# [Exercise instructions]
Where does the word "tags" show up in the data? Please find each such line and copy it.

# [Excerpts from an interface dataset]

= Beginning of Section =

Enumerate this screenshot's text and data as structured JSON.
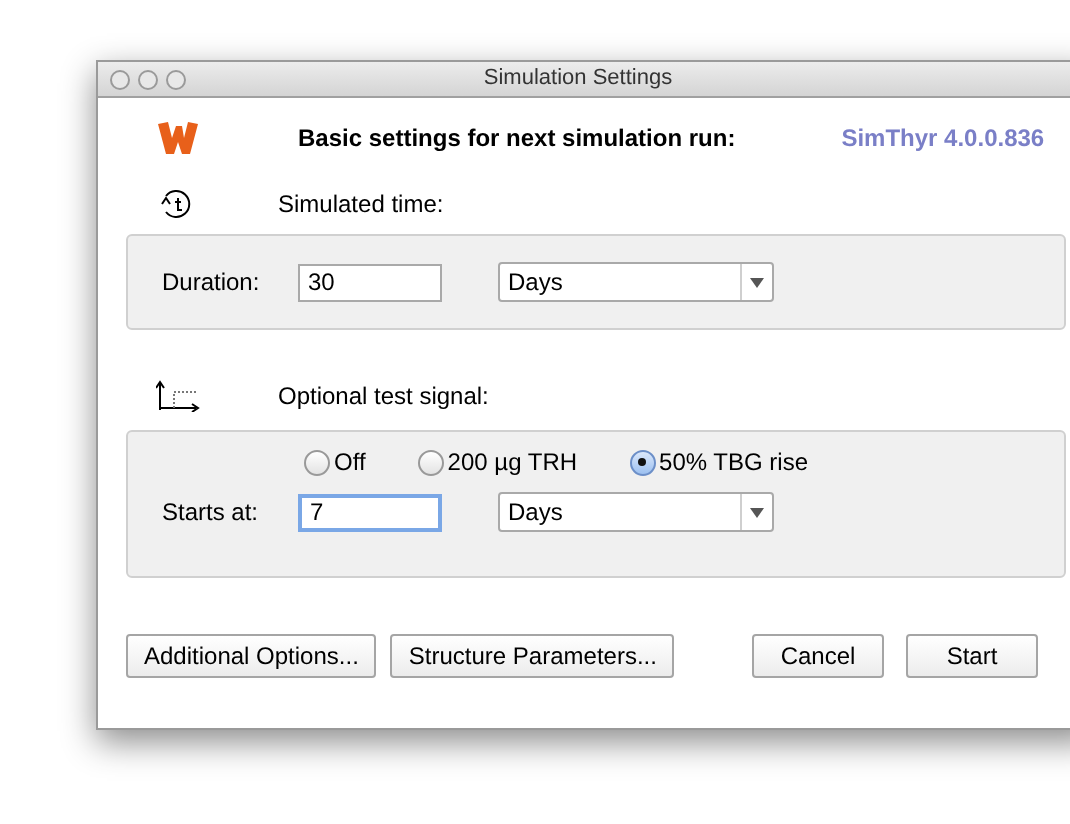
{
  "window": {
    "title": "Simulation Settings"
  },
  "header": {
    "heading": "Basic settings for next simulation run:",
    "version": "SimThyr 4.0.0.836"
  },
  "simulated_time": {
    "label": "Simulated time:",
    "duration_label": "Duration:",
    "duration_value": "30",
    "unit": "Days"
  },
  "test_signal": {
    "label": "Optional test signal:",
    "options": [
      {
        "label": "Off",
        "selected": false
      },
      {
        "label": "200 µg TRH",
        "selected": false
      },
      {
        "label": "50% TBG rise",
        "selected": true
      }
    ],
    "starts_label": "Starts at:",
    "starts_value": "7",
    "unit": "Days"
  },
  "buttons": [
    {
      "label": "Additional Options...",
      "kind": "left"
    },
    {
      "label": "Structure Parameters...",
      "kind": "left"
    },
    {
      "label": "Cancel",
      "kind": "right"
    },
    {
      "label": "Start",
      "kind": "right"
    }
  ]
}
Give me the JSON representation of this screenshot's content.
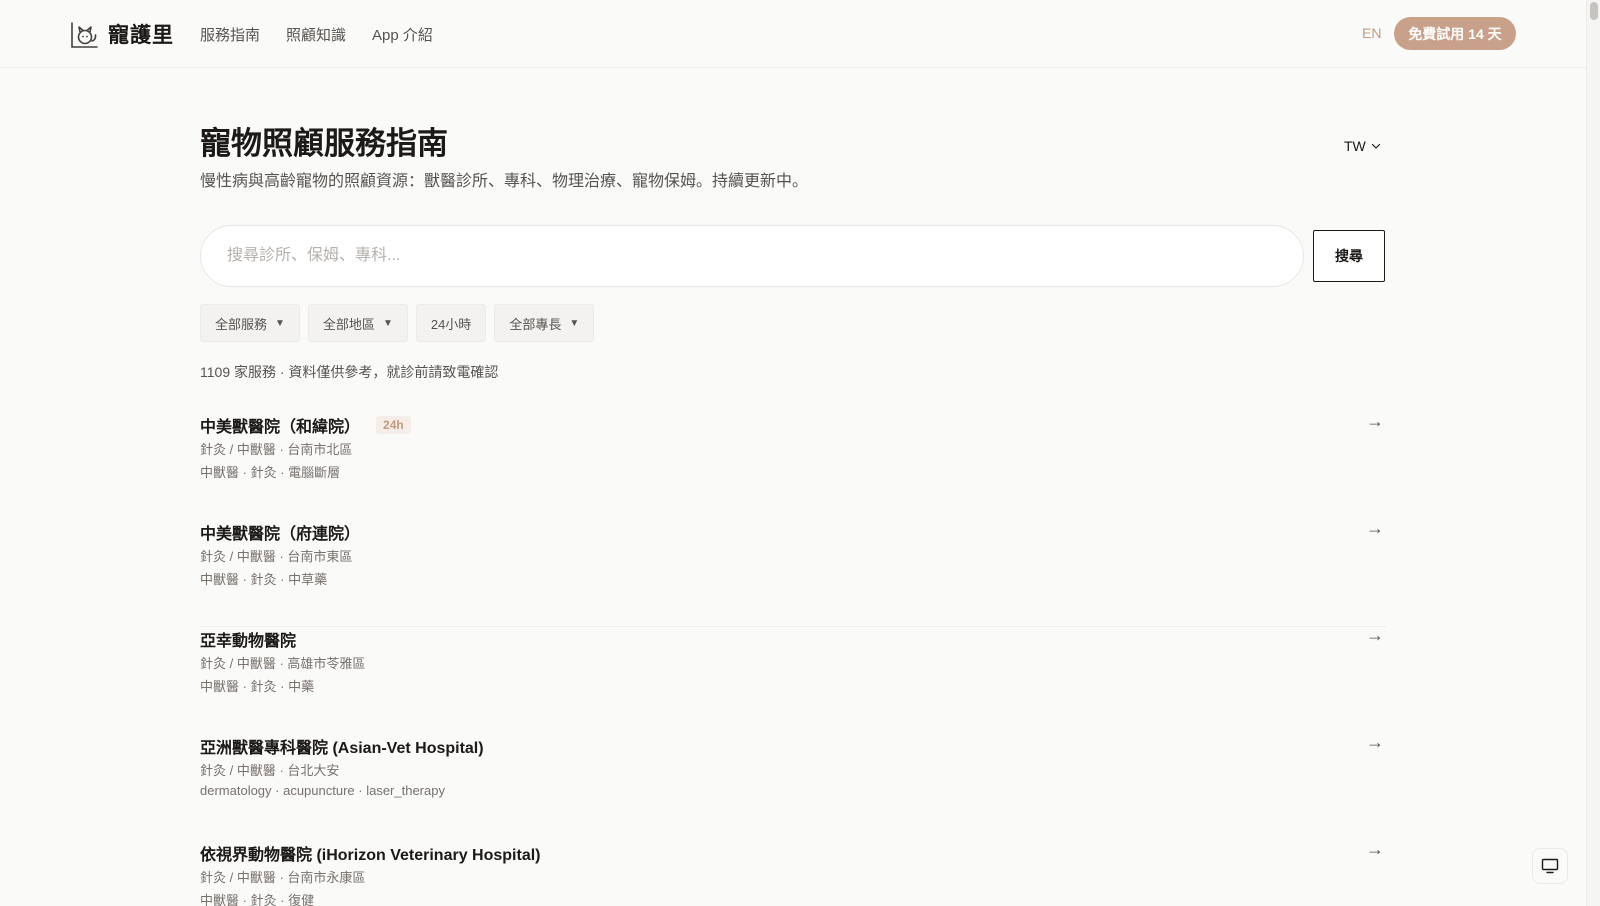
{
  "header": {
    "brand_name": "寵護里",
    "nav": [
      "服務指南",
      "照顧知識",
      "App 介紹"
    ],
    "lang_label": "EN",
    "trial_button": "免費試用 14 天"
  },
  "page": {
    "title": "寵物照顧服務指南",
    "subtitle": "慢性病與高齡寵物的照顧資源：獸醫診所、專科、物理治療、寵物保姆。持續更新中。",
    "region": "TW"
  },
  "search": {
    "placeholder": "搜尋診所、保姆、專科...",
    "button_label": "搜尋"
  },
  "filters": [
    {
      "label": "全部服務",
      "dropdown": true
    },
    {
      "label": "全部地區",
      "dropdown": true
    },
    {
      "label": "24小時",
      "dropdown": false
    },
    {
      "label": "全部專長",
      "dropdown": true
    }
  ],
  "results": {
    "count_text": "1109 家服務 · 資料僅供參考，就診前請致電確認",
    "items": [
      {
        "name": "中美獸醫院（和緯院）",
        "badge": "24h",
        "meta": "針灸 / 中獸醫 · 台南市北區",
        "tags": "中獸醫 · 針灸 · 電腦斷層"
      },
      {
        "name": "中美獸醫院（府連院）",
        "badge": "",
        "meta": "針灸 / 中獸醫 · 台南市東區",
        "tags": "中獸醫 · 針灸 · 中草藥"
      },
      {
        "name": "亞幸動物醫院",
        "badge": "",
        "meta": "針灸 / 中獸醫 · 高雄市苓雅區",
        "tags": "中獸醫 · 針灸 · 中藥"
      },
      {
        "name": "亞洲獸醫專科醫院 (Asian-Vet Hospital)",
        "badge": "",
        "meta": "針灸 / 中獸醫 · 台北大安",
        "tags": "dermatology · acupuncture · laser_therapy"
      },
      {
        "name": "依視界動物醫院 (iHorizon Veterinary Hospital)",
        "badge": "",
        "meta": "針灸 / 中獸醫 · 台南市永康區",
        "tags": "中獸醫 · 針灸 · 復健"
      }
    ]
  },
  "icons": {
    "logo": "pet-logo-icon",
    "arrow": "arrow-right-icon",
    "chevron": "chevron-down-icon",
    "caret": "caret-down-icon",
    "monitor": "monitor-icon"
  },
  "colors": {
    "accent": "#c9a08a",
    "accent_text": "#c49a82",
    "background": "#fafaf9",
    "text": "#1c1917",
    "muted": "#78716c"
  }
}
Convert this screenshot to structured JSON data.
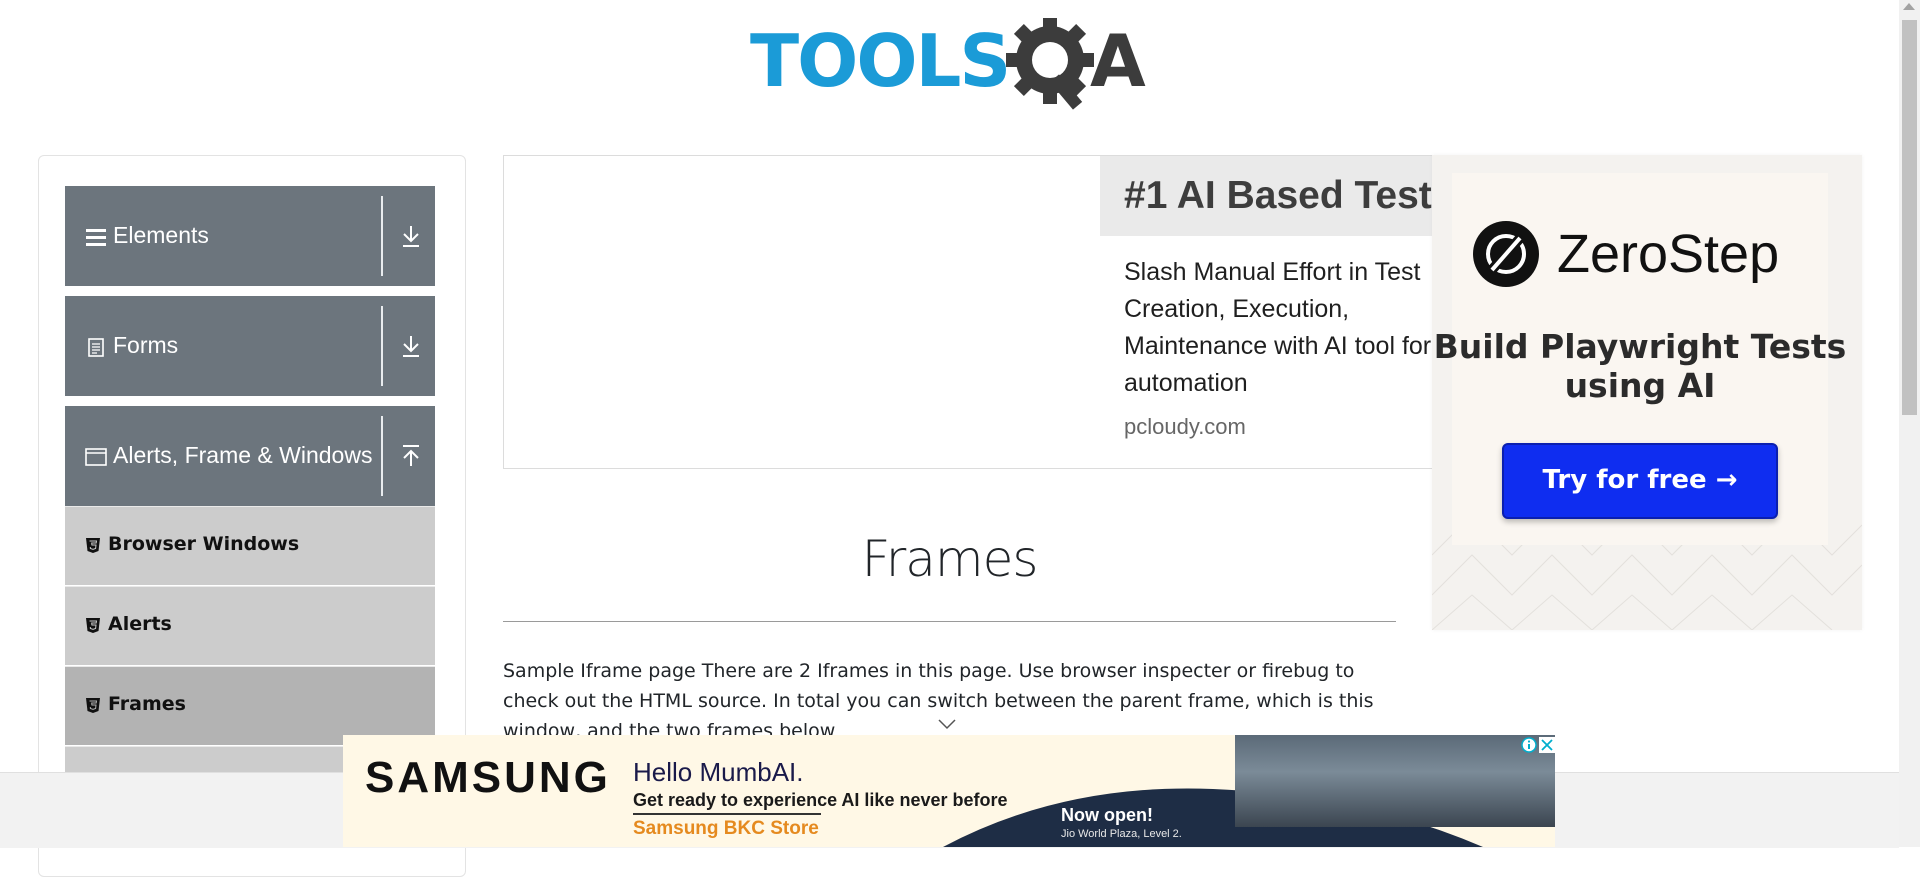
{
  "header": {
    "logo_text": "TOOLSQA"
  },
  "sidebar": {
    "groups": [
      {
        "title": "Elements",
        "icon": "hamburger-icon",
        "arrow": "download-arrow-icon"
      },
      {
        "title": "Forms",
        "icon": "document-icon",
        "arrow": "download-arrow-icon"
      },
      {
        "title": "Alerts, Frame & Windows",
        "icon": "window-icon",
        "arrow": "upload-arrow-icon"
      }
    ],
    "items": [
      {
        "label": "Browser Windows",
        "icon": "html5-icon",
        "active": false
      },
      {
        "label": "Alerts",
        "icon": "html5-icon",
        "active": false
      },
      {
        "label": "Frames",
        "icon": "html5-icon",
        "active": true
      }
    ]
  },
  "ads": {
    "pcloudy": {
      "title": "#1 AI Based Test",
      "body": "Slash Manual Effort in Test Creation, Execution, Maintenance with AI tool for automation",
      "domain": "pcloudy.com"
    },
    "zerostep": {
      "brand": "ZeroStep",
      "tagline": "Build Playwright Tests using AI",
      "cta": "Try for free →",
      "accent": "#0f2df0"
    },
    "samsung": {
      "brand": "SAMSUNG",
      "headline": "Hello MumbAI.",
      "subline": "Get ready to experience AI like never before",
      "store": "Samsung BKC Store",
      "open": "Now open!",
      "location": "Jio World Plaza, Level 2."
    }
  },
  "main": {
    "title": "Frames",
    "intro": "Sample Iframe page There are 2 Iframes in this page. Use browser inspecter or firebug to check out the HTML source. In total you can switch between the parent frame, which is this window, and the two frames below"
  },
  "colors": {
    "sidebar_group_bg": "#6c757d",
    "sidebar_item_bg": "#cccccc",
    "sidebar_item_active_bg": "#b3b3b3",
    "logo_blue": "#1b9bd7",
    "logo_dark": "#3c3c3c"
  }
}
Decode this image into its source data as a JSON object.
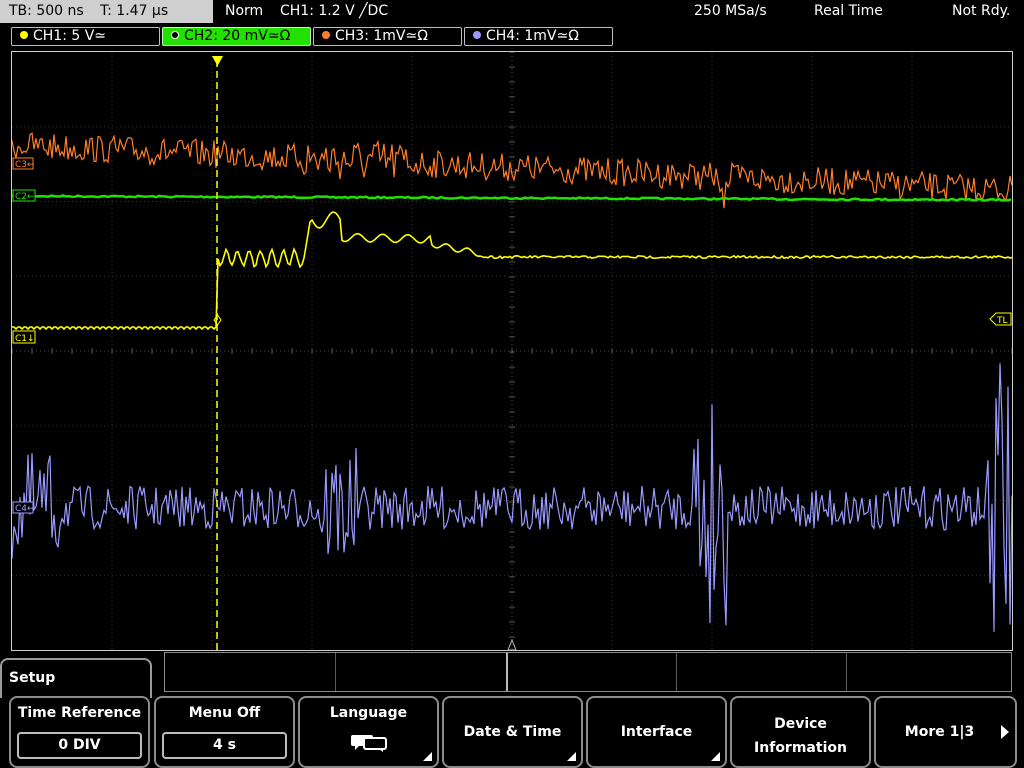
{
  "timebase": {
    "tb": "TB: 500 ns",
    "t": "T: 1.47 µs"
  },
  "status": {
    "mode": "Norm",
    "trigger": "CH1: 1.2 V ╱DC",
    "sample_rate": "250 MSa/s",
    "acq_mode": "Real Time",
    "ready": "Not Rdy."
  },
  "channels": [
    {
      "label": "CH1: 5 V≃",
      "color": "#ffff00",
      "active": false
    },
    {
      "label": "CH2: 20 mV≃Ω",
      "color": "#22e000",
      "active": true
    },
    {
      "label": "CH3: 1mV≃Ω",
      "color": "#ff7f2a",
      "active": false
    },
    {
      "label": "CH4: 1mV≃Ω",
      "color": "#9a9aff",
      "active": false
    }
  ],
  "markers": {
    "c1": "C1↓",
    "c2": "C2←",
    "c3": "C3←",
    "c4": "C4←",
    "tl": "TL",
    "trigger_pos": "T"
  },
  "colors": {
    "ch1": "#ffff00",
    "ch2": "#22e000",
    "ch3": "#ff7f2a",
    "ch4": "#9a9aff",
    "grid": "#3c3c3c",
    "trigger": "#ffff00"
  },
  "menu": {
    "title": "Setup",
    "softkeys": [
      {
        "label": "Time Reference",
        "value": "0 DIV"
      },
      {
        "label": "Menu Off",
        "value": "4 s"
      },
      {
        "label": "Language",
        "icon": "language-icon"
      },
      {
        "label": "Date & Time"
      },
      {
        "label": "Interface"
      },
      {
        "label1": "Device",
        "label2": "Information"
      },
      {
        "label": "More 1|3"
      }
    ]
  }
}
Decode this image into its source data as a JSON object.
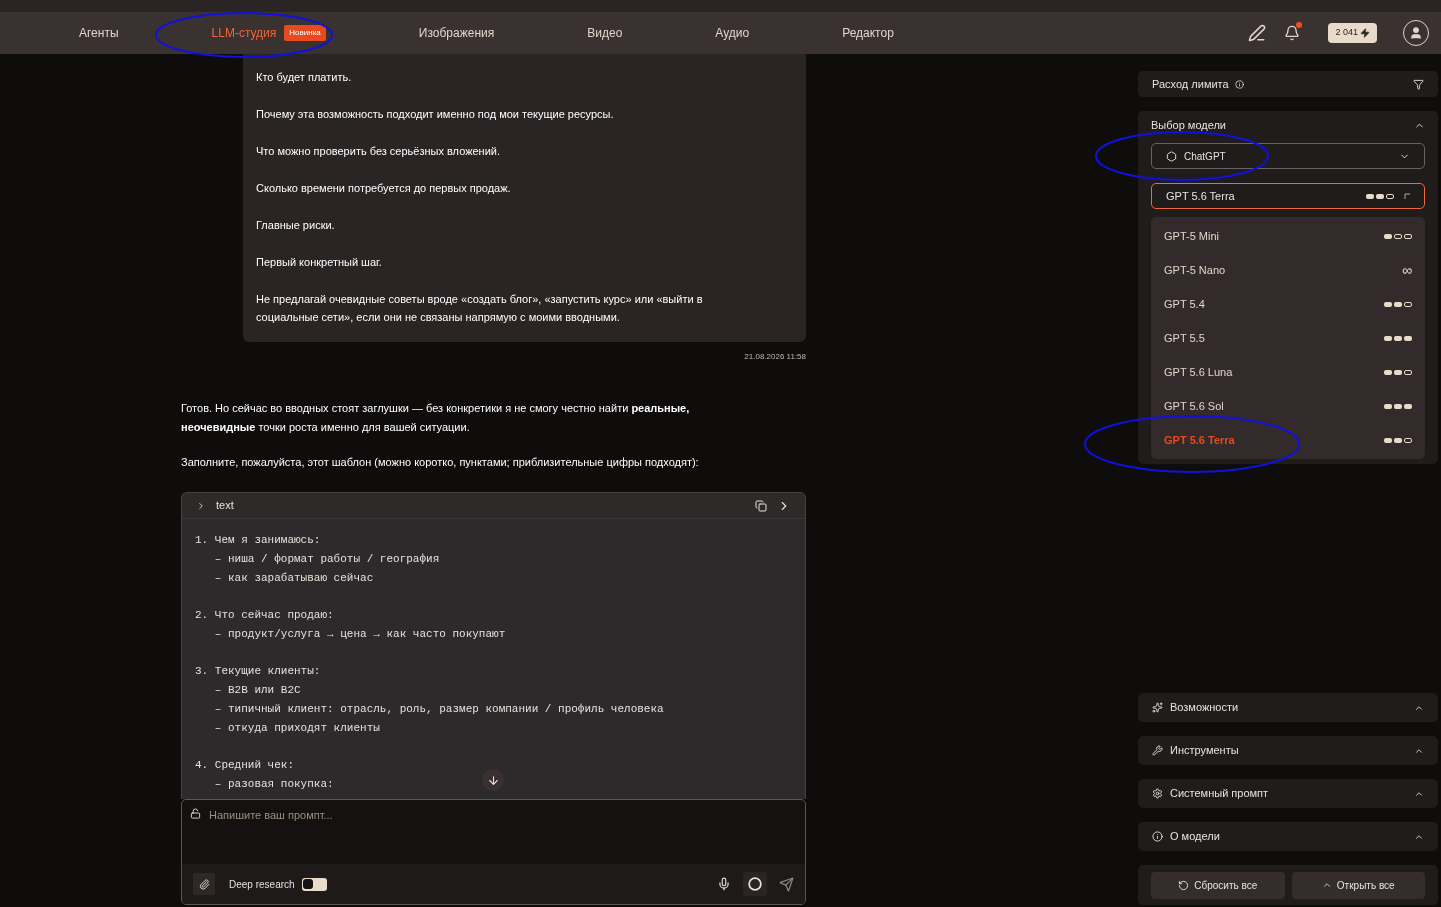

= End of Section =

# [Problem solution]
        "tags": "中獸醫 · 針灸 · 電腦斷層"
        "tags": "中獸醫 · 針灸 · 中草藥"
        "tags": "中獸醫 · 針灸 · 中藥"
        "tags": "dermatology · acupuncture · laser_therapy"
        "tags": "中獸醫 · 針灸 · 復健"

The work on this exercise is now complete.